Recorded data >>
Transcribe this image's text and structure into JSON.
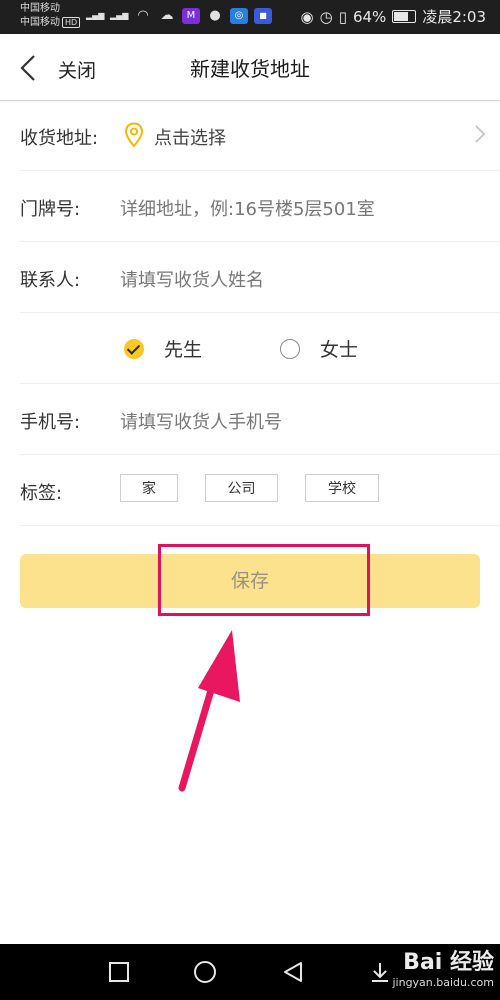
{
  "status_bar": {
    "carrier_1": "中国移动",
    "carrier_2": "中国移动",
    "hd_badge": "HD",
    "network_1": "2G",
    "network_2": "4G",
    "battery_percent": "64%",
    "time": "凌晨2:03",
    "icons": [
      "signal-icon",
      "wifi-icon",
      "cloud-icon",
      "app-icon",
      "wechat-icon",
      "app-icon",
      "app-icon",
      "eye-icon",
      "alarm-icon",
      "vibrate-icon",
      "battery-icon"
    ]
  },
  "header": {
    "back_label": "关闭",
    "title": "新建收货地址"
  },
  "form": {
    "address": {
      "label": "收货地址:",
      "value": "点击选择"
    },
    "house_number": {
      "label": "门牌号:",
      "placeholder": "详细地址，例:16号楼5层501室"
    },
    "contact": {
      "label": "联系人:",
      "placeholder": "请填写收货人姓名"
    },
    "gender": {
      "options": [
        "先生",
        "女士"
      ],
      "selected": "先生"
    },
    "phone": {
      "label": "手机号:",
      "placeholder": "请填写收货人手机号"
    },
    "tags": {
      "label": "标签:",
      "options": [
        "家",
        "公司",
        "学校"
      ]
    }
  },
  "save_label": "保存",
  "colors": {
    "accent": "#f9c825",
    "save_button_bg": "#fce28c",
    "annotation": "#e0125e"
  },
  "watermark": {
    "main": "Bai 经验",
    "sub": "jingyan.baidu.com"
  }
}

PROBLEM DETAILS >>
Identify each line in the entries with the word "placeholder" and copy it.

THE COMPLETED TASK >>
      "placeholder": "详细地址，例:16号楼5层501室"
      "placeholder": "请填写收货人姓名"
      "placeholder": "请填写收货人手机号"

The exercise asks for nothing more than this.